• Brief: Your answer must consist of every line from the data below that includes the word "knowledge".

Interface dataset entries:
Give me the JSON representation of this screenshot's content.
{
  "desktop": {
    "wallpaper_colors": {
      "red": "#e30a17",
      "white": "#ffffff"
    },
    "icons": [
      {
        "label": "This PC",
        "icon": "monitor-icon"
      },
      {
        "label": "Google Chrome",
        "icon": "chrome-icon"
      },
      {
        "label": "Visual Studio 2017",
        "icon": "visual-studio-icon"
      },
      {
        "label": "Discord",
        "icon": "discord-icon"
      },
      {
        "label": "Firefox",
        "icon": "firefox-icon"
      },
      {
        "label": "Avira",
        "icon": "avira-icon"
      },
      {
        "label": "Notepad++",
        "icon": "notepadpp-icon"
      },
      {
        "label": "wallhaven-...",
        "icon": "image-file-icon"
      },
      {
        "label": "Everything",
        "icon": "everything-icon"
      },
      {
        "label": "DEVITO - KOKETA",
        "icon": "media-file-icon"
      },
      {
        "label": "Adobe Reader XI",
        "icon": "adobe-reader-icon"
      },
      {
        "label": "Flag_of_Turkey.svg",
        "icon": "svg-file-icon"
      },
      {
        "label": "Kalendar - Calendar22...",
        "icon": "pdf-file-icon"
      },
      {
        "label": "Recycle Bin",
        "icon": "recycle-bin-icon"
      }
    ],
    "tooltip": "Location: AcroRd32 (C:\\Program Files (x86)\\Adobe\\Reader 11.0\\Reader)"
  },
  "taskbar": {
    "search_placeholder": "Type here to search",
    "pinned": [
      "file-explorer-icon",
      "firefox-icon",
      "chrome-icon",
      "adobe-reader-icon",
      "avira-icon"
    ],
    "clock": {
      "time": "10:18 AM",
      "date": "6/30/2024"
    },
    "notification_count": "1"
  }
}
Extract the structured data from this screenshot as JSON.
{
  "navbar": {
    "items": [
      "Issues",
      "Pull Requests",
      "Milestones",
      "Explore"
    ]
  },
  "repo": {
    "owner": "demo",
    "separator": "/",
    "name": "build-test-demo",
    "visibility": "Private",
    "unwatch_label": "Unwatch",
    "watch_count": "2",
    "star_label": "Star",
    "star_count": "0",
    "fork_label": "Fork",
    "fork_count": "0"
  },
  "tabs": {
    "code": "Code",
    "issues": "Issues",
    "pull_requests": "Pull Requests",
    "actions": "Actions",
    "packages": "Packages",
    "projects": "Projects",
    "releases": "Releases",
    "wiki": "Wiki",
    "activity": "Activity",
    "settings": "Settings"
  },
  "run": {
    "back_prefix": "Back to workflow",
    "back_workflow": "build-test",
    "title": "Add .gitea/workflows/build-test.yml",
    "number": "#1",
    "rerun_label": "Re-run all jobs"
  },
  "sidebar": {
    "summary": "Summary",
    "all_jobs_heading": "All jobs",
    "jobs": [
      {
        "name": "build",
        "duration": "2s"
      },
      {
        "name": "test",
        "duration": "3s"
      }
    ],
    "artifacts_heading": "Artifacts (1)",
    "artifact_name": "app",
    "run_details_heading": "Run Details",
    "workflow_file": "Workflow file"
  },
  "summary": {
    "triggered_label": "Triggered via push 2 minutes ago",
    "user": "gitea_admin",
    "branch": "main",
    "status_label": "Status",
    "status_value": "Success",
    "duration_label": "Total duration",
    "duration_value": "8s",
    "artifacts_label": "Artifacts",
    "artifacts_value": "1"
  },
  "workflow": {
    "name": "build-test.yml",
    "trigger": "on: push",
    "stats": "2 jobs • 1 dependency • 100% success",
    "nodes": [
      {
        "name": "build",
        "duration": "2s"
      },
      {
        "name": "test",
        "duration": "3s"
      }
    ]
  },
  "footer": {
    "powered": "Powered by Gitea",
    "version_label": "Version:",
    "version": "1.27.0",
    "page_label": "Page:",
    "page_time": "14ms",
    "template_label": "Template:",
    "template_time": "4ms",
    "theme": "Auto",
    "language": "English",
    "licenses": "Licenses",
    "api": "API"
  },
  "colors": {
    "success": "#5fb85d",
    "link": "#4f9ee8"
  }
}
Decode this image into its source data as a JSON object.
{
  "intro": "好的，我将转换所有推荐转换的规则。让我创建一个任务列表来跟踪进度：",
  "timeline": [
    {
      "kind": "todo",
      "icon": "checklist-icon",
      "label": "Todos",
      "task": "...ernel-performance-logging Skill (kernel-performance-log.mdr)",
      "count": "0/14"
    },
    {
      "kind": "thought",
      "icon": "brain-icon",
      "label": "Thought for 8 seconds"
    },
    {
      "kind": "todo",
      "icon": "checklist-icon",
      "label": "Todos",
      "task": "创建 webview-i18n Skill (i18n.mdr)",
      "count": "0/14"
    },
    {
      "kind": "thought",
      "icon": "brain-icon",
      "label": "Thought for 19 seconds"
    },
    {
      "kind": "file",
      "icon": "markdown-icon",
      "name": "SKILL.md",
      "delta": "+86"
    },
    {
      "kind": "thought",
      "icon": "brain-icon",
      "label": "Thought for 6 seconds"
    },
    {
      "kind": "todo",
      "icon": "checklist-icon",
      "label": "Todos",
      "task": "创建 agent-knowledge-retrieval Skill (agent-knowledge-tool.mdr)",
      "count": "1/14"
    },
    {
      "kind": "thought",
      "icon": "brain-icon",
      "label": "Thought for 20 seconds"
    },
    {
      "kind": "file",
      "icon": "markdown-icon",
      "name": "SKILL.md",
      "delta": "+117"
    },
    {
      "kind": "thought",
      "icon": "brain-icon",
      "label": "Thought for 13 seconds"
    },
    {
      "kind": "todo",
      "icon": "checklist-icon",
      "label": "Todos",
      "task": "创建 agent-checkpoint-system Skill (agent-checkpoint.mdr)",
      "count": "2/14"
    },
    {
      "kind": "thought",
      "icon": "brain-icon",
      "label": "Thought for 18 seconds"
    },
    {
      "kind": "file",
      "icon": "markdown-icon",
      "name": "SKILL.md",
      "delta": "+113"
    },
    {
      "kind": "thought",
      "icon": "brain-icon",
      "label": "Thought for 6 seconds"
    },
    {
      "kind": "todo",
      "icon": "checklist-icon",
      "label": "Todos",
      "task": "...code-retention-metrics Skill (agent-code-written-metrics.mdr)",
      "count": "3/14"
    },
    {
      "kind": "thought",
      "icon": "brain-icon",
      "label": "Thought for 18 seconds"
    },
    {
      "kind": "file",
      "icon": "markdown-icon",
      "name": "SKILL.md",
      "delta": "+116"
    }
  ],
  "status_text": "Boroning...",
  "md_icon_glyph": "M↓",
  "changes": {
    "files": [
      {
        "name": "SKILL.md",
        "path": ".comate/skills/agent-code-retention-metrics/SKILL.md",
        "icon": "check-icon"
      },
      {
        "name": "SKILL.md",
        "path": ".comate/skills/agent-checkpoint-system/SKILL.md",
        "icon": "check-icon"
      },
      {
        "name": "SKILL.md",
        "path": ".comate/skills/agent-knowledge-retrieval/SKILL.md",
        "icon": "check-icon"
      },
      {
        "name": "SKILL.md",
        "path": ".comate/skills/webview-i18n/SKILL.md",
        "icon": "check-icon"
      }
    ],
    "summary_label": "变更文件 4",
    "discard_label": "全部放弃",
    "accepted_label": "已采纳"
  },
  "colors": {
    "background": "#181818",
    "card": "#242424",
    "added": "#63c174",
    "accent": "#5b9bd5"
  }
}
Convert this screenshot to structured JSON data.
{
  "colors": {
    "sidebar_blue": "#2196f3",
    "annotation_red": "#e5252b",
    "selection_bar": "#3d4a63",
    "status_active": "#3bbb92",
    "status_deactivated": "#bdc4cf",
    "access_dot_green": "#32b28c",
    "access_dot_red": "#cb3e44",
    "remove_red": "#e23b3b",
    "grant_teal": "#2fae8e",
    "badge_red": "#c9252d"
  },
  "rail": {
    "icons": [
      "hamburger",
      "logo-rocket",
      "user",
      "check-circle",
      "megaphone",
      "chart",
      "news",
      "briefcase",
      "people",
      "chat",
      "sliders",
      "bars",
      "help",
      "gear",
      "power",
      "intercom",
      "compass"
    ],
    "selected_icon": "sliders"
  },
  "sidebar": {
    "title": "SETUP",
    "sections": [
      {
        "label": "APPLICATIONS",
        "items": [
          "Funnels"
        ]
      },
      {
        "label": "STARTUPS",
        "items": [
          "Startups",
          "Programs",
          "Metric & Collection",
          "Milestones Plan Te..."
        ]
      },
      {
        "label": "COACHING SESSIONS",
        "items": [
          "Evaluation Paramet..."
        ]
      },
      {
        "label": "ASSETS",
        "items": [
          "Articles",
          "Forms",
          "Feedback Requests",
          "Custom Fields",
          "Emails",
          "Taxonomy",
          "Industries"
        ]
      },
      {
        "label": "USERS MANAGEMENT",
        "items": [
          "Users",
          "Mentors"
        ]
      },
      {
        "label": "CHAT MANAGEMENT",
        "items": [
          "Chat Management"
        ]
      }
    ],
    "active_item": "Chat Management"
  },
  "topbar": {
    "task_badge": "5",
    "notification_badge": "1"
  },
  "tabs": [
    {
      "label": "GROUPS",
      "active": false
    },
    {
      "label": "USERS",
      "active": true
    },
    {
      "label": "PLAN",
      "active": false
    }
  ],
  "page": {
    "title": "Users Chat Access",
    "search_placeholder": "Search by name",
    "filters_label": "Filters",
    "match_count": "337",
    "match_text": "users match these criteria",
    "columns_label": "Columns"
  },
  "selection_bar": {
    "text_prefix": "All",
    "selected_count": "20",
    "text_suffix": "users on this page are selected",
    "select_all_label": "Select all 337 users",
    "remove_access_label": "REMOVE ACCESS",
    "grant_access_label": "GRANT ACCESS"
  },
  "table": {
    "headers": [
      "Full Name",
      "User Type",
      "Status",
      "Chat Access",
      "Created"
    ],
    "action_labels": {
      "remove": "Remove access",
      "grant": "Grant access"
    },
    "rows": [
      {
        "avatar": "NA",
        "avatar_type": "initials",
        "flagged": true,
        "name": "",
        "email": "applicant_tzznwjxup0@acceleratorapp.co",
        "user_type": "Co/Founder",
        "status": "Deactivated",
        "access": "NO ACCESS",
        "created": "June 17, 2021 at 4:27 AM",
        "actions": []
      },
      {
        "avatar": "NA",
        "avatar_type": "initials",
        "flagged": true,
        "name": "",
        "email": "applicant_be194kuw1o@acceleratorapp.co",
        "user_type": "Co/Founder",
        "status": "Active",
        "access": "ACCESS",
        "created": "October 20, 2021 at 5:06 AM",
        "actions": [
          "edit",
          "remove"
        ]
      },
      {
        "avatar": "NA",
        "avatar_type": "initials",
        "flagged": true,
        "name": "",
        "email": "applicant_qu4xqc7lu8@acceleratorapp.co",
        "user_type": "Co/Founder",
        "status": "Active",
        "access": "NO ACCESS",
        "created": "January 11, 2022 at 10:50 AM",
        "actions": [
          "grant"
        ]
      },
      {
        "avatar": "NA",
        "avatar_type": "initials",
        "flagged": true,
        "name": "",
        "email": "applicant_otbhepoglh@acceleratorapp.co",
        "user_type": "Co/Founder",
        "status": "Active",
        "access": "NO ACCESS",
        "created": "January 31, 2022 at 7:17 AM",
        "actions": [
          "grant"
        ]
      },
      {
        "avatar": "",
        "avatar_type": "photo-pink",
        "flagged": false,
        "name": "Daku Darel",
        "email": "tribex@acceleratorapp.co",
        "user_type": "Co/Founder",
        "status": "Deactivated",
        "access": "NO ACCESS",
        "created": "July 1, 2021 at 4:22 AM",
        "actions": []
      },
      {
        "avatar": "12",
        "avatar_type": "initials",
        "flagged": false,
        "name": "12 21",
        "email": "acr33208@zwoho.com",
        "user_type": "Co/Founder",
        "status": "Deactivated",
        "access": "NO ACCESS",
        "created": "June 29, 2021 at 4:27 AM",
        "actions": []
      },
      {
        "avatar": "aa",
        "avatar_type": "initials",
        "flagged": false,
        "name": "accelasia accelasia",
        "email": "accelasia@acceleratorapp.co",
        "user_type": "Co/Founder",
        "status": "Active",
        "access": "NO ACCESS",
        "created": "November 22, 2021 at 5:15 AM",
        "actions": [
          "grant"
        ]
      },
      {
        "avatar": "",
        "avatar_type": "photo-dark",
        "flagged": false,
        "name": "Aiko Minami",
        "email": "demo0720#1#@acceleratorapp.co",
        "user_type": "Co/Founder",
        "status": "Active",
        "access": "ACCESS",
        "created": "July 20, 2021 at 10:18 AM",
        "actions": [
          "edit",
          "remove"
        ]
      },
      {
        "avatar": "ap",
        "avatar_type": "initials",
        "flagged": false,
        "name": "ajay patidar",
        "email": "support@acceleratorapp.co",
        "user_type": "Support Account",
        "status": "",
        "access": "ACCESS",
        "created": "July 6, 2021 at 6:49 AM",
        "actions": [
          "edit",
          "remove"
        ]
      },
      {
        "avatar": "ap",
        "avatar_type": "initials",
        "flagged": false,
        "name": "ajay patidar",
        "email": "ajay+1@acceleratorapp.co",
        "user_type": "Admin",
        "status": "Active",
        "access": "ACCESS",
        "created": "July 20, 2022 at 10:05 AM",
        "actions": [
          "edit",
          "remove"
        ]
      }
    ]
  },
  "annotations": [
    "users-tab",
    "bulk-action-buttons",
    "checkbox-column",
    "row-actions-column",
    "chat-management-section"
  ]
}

• Exercise result:
      "task": "创建 agent-knowledge-retrieval Skill (agent-knowledge-tool.mdr)",
        "path": ".comate/skills/agent-knowledge-retrieval/SKILL.md",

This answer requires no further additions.